(ii) Mull – This is completely decomposed litter i.e. humus because rate of decomposition is fast due to high PH of soil.
It is of three types Holard– The total amount of water present in the land is called holard.
Some Terminology :
1. Field capacity – When soil holds all the water except gravitational water, it is known as field capacity. It is upper limit of water availability.
Field capacity = Holard – Gravitational water,
Field capacity = Capillary water + Hygroscopic water + Combined water
2. Water holding capacity (Storage capacity) – W.H.C. = Holard – (Hygroscopic water + Combined water + Gravitational water)
3. Wilting point : The lower limit of water availability of a soil is called wilting point.

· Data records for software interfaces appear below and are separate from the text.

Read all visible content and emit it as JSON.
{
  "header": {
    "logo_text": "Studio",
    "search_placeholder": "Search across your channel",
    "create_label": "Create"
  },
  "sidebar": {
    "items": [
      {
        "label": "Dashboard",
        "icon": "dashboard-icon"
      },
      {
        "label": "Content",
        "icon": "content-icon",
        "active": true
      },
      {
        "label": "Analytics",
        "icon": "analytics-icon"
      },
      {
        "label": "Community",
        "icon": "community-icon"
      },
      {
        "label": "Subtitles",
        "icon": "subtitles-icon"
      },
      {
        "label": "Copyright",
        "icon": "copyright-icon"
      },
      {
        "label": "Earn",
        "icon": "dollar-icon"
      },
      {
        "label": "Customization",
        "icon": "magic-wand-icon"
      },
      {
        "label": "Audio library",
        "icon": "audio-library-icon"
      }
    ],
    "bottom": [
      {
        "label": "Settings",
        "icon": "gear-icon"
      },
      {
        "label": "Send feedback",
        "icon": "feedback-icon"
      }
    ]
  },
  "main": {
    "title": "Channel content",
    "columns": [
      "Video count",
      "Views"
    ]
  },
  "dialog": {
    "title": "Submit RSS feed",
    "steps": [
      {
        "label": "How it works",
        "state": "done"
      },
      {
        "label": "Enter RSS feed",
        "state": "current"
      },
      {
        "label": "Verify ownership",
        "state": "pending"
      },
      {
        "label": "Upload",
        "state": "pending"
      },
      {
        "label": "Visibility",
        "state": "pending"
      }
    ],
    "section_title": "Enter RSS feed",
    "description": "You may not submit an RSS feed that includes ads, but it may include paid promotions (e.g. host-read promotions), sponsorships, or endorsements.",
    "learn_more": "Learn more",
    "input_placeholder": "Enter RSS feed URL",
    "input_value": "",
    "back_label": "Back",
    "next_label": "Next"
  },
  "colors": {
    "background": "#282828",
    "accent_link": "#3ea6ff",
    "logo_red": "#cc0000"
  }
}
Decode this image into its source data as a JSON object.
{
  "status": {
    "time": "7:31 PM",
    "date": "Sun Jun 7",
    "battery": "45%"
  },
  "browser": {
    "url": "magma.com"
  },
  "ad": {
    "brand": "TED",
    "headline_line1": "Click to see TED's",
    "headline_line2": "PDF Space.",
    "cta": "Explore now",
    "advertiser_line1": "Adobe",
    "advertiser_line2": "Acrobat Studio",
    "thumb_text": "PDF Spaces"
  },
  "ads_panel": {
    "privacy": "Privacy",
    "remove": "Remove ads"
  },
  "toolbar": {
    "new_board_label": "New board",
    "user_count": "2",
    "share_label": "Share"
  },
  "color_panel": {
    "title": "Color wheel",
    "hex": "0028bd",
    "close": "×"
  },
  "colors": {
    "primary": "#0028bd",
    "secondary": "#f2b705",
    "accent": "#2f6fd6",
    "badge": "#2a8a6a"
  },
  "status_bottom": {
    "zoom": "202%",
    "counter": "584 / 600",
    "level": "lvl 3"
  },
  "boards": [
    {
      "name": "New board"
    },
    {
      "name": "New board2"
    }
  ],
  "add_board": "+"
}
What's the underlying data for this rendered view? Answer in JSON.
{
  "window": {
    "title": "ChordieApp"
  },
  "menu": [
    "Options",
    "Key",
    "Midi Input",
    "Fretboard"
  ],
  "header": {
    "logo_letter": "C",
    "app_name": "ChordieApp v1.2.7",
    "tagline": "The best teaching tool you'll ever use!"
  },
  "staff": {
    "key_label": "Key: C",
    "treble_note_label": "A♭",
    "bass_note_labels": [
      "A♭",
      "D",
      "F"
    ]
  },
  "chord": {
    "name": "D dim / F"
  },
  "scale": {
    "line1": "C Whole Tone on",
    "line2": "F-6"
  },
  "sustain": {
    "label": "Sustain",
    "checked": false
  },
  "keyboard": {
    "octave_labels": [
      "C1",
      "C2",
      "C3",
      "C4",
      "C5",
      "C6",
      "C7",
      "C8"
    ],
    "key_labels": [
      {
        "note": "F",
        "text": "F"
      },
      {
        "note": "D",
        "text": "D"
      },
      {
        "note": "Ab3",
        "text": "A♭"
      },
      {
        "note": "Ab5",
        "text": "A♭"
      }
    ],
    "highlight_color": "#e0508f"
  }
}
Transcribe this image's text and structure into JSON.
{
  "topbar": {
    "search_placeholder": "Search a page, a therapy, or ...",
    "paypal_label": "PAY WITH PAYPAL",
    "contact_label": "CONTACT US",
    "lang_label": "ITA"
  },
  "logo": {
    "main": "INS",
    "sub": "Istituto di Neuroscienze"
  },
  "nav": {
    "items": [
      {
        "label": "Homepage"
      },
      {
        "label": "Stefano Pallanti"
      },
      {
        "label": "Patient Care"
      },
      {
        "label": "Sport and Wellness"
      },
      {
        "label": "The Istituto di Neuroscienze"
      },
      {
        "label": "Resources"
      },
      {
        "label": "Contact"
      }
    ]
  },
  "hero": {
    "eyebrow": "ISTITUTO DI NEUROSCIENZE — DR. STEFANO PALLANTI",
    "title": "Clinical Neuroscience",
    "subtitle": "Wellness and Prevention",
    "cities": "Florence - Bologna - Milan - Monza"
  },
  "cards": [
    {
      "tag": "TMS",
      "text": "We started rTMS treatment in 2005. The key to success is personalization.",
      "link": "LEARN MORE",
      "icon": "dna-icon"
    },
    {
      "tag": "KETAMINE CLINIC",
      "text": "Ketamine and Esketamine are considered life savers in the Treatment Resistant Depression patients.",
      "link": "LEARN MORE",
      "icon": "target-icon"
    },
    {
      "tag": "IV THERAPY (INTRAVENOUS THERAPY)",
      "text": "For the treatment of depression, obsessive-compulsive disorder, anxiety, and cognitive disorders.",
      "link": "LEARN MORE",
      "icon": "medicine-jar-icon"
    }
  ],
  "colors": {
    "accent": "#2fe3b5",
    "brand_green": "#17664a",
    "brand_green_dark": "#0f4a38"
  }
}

1. The water potential of soil at field capacity is (–0.01 Mpa) [Mpa = Mega pascal]
2. The water potential of soil at wilting point is (–1.5 Mpa)
3. Amount of water in soil measured by tensiometer.
Note : A Horizon + B Horizon = Solum
Type of soil on the basis of the mode of their formation –
(1) Residual soil – The soil in which soil formation i.e., weathering and pedogenesis, occurs at same place.
(2) Transported soil – Soil in which weathering process occurs at one place and pedogenesis occurs at another place.
(a) Colluvial soil → It is brought by gravity.
(b) Alluvial soil → It is brought through water, it is highly fertile soil.
(c) Glacial soil → Soil is brought by ice.
(d) Eolian soil → This soil is brought through wind.
SOME TERMINOLOGY RELATED TO SOIL:
In thetropical area due to high temperature, high rainfall, litter is decomposed very rapidly in A layer. Due to mineralization of litterAl and Fe are liberated in the upper layer (A - layer) of soil, colour of this soil becomes redish-brown, this process is known as laterization.
In temperate area temperature is low and high humidity occurs. Humus and minerals contents dissolve and percolate with water and are leached from A layer to B layer. Due to loss of chemicals the colour of soil of A layer (horizon) turns tolight ashcolour. This process is known as podsolization and soil is known as podosols.
Intundra region due to low temperature and humid condition humus is formed in less quantity and moves slowly in B layer. So colour of B layer becomes blue – grey due to deposition of Fe salt. This process is known as gleization and soil is known as gleys.
OTHER ABIOTIC COMPONENT
1. Precipitation – It is a source of soil water. The hydrological cycle is the movement of water between earth, air and atmosphere.
Forms of precipitation –
(i) Drizzle – Minute drops of water floating in air
(ii) Rain – Large drops of water
(iii) Snow – Water in solid form
(iv) Sleet – Ice in minute granular from
(v) Hails – Large balls of ice
2. Humidity – Atmospheric moisture in the form of invisible vapour is known as humidity. It is expressed in terms of relative humidity.
Relative humidity – The amount of moisture in air as percentage of the amount which the air can hold at saturation at the existing temperature.
If temperature RH
3. Topography – It includes the physical features of the earth like altitude, slope, exposure, mountain chains valleys plants. It affects distribution of organism by influencing the climatic factor like light, wind, rainfall etc.